• [What the exercise asks]:
All lines with the word "Electronic" must be pulled from the entries below.
"""
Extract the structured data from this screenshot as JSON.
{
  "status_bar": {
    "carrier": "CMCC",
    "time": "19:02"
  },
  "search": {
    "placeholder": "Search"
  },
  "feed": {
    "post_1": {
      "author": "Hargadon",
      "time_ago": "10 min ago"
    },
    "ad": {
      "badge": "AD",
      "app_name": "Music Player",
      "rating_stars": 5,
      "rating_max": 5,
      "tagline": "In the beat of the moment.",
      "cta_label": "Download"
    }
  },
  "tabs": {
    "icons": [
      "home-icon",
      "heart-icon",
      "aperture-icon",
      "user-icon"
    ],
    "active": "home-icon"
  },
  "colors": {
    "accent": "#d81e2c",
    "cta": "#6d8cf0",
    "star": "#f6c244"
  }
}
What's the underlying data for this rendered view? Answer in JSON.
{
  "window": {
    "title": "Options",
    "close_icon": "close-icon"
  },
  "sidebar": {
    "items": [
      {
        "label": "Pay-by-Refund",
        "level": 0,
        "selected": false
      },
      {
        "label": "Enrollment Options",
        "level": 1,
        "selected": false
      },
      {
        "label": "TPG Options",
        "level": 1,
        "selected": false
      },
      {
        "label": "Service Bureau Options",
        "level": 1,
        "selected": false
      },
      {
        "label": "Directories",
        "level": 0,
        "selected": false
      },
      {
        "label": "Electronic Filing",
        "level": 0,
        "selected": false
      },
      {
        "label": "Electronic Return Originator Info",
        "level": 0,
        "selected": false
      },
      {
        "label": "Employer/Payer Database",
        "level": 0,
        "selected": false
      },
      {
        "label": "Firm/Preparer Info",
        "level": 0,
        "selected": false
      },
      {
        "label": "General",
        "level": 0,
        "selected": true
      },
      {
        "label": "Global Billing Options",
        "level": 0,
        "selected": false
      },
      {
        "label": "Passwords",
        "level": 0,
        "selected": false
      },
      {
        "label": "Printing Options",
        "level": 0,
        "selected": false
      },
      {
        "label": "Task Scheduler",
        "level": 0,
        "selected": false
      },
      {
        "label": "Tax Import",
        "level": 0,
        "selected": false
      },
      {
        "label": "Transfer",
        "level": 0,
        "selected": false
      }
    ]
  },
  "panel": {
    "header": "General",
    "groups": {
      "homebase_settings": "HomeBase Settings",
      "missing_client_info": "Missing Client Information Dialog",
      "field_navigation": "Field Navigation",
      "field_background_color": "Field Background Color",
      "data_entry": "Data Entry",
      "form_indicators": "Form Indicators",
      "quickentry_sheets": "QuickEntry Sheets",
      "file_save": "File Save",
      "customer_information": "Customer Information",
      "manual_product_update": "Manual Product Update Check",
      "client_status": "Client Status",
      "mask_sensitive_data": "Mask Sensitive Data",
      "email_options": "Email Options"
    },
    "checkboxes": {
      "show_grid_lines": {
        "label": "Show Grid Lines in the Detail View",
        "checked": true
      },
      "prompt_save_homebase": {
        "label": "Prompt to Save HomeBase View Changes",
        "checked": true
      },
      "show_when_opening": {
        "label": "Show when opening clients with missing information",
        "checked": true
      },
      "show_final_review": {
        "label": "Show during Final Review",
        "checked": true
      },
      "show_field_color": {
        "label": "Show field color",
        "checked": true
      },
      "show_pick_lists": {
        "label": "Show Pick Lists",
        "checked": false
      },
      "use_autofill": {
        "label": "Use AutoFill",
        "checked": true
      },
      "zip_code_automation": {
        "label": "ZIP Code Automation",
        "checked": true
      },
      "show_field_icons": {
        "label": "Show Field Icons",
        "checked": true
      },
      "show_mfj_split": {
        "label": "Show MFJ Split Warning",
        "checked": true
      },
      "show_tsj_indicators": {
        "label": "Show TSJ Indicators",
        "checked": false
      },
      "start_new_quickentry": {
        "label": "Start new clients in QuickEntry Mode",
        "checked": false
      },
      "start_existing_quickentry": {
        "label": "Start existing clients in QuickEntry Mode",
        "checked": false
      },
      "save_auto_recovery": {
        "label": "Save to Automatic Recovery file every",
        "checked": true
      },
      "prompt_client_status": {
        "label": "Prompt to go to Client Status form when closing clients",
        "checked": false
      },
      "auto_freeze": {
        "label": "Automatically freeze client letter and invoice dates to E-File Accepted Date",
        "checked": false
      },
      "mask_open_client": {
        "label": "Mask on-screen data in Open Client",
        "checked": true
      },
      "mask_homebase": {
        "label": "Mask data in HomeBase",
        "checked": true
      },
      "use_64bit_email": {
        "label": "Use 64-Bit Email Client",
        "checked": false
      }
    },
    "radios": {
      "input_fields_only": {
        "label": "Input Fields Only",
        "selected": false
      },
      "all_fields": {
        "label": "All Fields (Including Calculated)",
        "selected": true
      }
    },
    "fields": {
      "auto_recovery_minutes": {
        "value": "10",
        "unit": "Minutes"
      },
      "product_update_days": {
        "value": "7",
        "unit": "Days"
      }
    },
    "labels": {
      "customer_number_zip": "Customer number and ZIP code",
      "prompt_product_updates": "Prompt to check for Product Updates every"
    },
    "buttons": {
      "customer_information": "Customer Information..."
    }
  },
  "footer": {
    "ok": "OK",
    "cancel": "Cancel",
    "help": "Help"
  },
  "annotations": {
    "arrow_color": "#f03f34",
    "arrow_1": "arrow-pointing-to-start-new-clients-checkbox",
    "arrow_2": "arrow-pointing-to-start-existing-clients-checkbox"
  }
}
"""
• [Answer section]:
        "label": "Electronic Filing",
        "label": "Electronic Return Originator Info",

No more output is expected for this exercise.